Do you see why we place such a huge emphasis on the means of grace – the Gospel in Word and Sacrament – here? Those are the only means, the instruments, through which Jesus gets to know you, to wash away your sins, to cover you with his righteousness so that you can be certain that the narrow door to heaven will be open for you. I don’t think we can overstate how comforting it is that our salvation doesn’t depend on how much we know – or think we know, but rather on how well Jesus knows us. Newborn infants can’t confess their faith – but Jesus welcomes them into his arms and blesses them – he knows them (Mark 10:16). There are times in all of our lives when we forget all about Jesus, we stray from the narrow path, and we can start to think that he could never forgive us for what we’ve done, we can begin to think that we are beyond saving – but even then Jesus is thinking about us, praying on our behalf: Father, forgive them, for they do not know what they are doing (Luke 23:34). Perhaps most important of all, the day may come when we don’t know our spouse, our children, or what year it is. Even then, Jesus says I am the good shepherd; I know my sheep…I give them eternal life, and they shall never perish; no one can snatch them out of my hand (John 10:14, 28). Does Jesus know you? Continue making every effort to hear his Word, to receive his forgiveness, to eat and drink his body and blood at this table – and you can be absolutely positive that Jesus, the narrow door, knows you.
Forget about asking foolish, theoretical questions regarding things that God doesn’t want you to know. Don’t worry about how many will be saved, that’s God’s concern, not yours. Instead ask the important question: am I going to be saved? And cling to the answer: Jesus has died for your sins, Jesus has called you by name in Baptism, cleansed you with his absolution, and given his very body and blood to you to eat and drink – he knows you, he claims you, he is the only door, the narrow door to heaven for you. Yes, one day this door will slam shut forever.
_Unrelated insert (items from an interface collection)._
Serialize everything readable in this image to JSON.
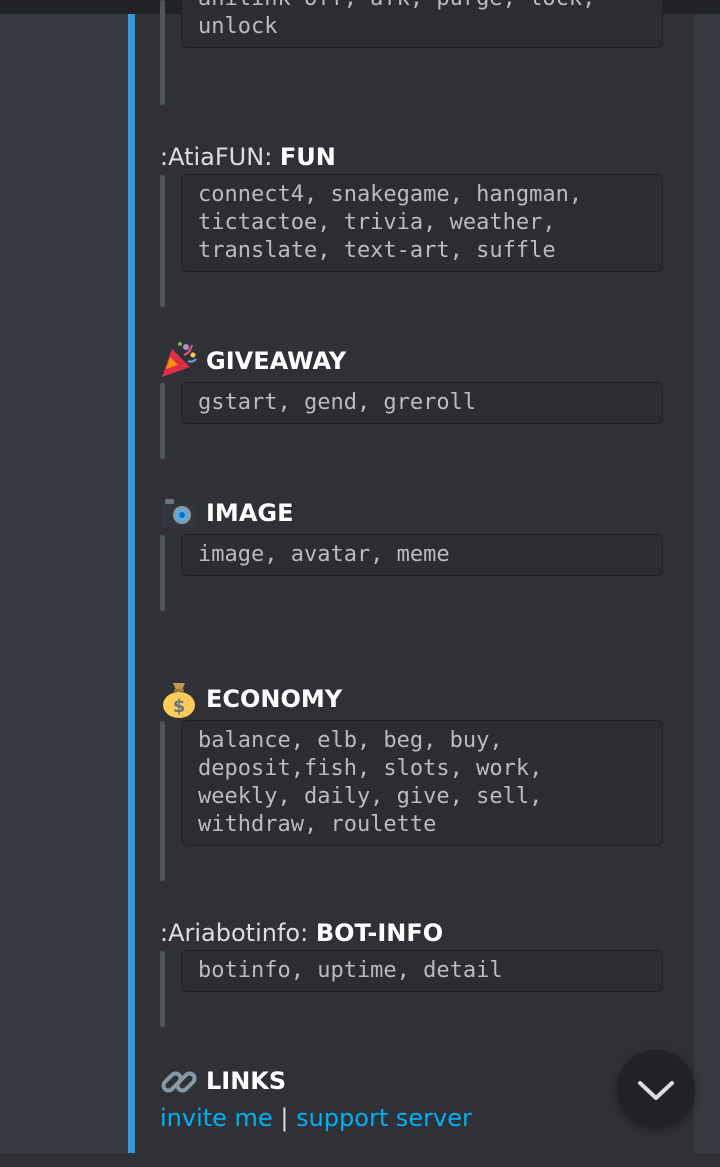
{
  "embed": {
    "accent": "#3498db",
    "fields": [
      {
        "id": "moderation-tail",
        "prefix": "",
        "name": "",
        "icon": "",
        "code": "anilink-off, afk, purge, lock,\nunlock"
      },
      {
        "id": "fun",
        "prefix": ":AtiaFUN: ",
        "name": "FUN",
        "icon": "",
        "code": "connect4, snakegame, hangman,\ntictactoe, trivia, weather,\ntranslate, text-art, suffle"
      },
      {
        "id": "giveaway",
        "prefix": "",
        "name": "GIVEAWAY",
        "icon": "party-popper-icon",
        "code": "gstart, gend, greroll"
      },
      {
        "id": "image",
        "prefix": "",
        "name": "IMAGE",
        "icon": "camera-icon",
        "code": "image, avatar, meme"
      },
      {
        "id": "economy",
        "prefix": "",
        "name": "ECONOMY",
        "icon": "money-bag-icon",
        "code": "balance, elb, beg, buy,\ndeposit,fish, slots, work,\nweekly, daily, give, sell,\nwithdraw, roulette"
      },
      {
        "id": "botinfo",
        "prefix": ":Ariabotinfo: ",
        "name": "BOT-INFO",
        "icon": "",
        "code": "botinfo, uptime, detail"
      }
    ],
    "links": {
      "icon": "link-icon",
      "name": "LINKS",
      "invite": "invite me",
      "separator": "|",
      "support": "support server"
    }
  },
  "scroll_button": {
    "icon": "chevron-down-icon"
  }
}
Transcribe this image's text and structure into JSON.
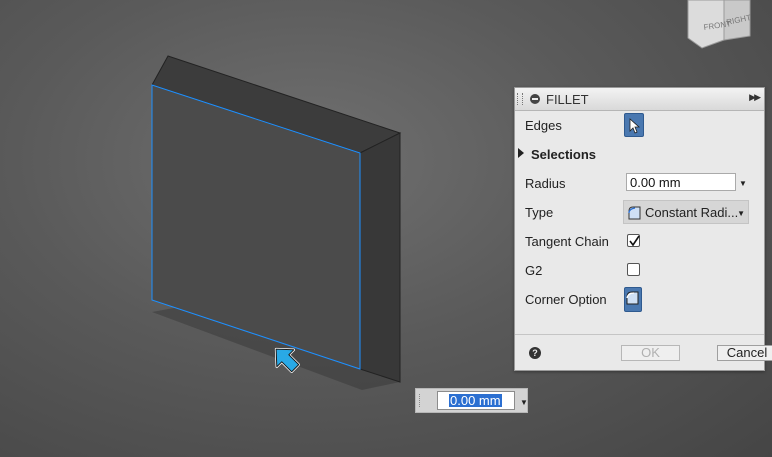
{
  "viewcube": {
    "front_label": "FRONT",
    "right_label": "RIGHT"
  },
  "fillet_panel": {
    "title": "FILLET",
    "edges_label": "Edges",
    "selections_label": "Selections",
    "radius_label": "Radius",
    "radius_value": "0.00 mm",
    "type_label": "Type",
    "type_value": "Constant Radi...",
    "tangent_chain_label": "Tangent Chain",
    "tangent_chain_checked": true,
    "g2_label": "G2",
    "g2_checked": false,
    "corner_option_label": "Corner Option",
    "ok_label": "OK",
    "cancel_label": "Cancel",
    "help_icon": "?"
  },
  "dimension_input": {
    "value": "0.00 mm"
  },
  "colors": {
    "selection_edge": "#1e90ff",
    "accent_button": "#4a78b0",
    "manipulator_arrow": "#29a9e6"
  },
  "icons": [
    "collapse-icon",
    "expand-icon",
    "cursor-select-icon",
    "fillet-type-icon",
    "corner-option-icon",
    "help-icon",
    "chevron-down-icon",
    "fillet-arrow-icon"
  ]
}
So don’t wait, repent and believe today, because today this door is open to you. Amen.
 Lenski, Interpretation of St. Luke’s Gospel (Columbus, Ohio: The Wartburg Press. 1946) 755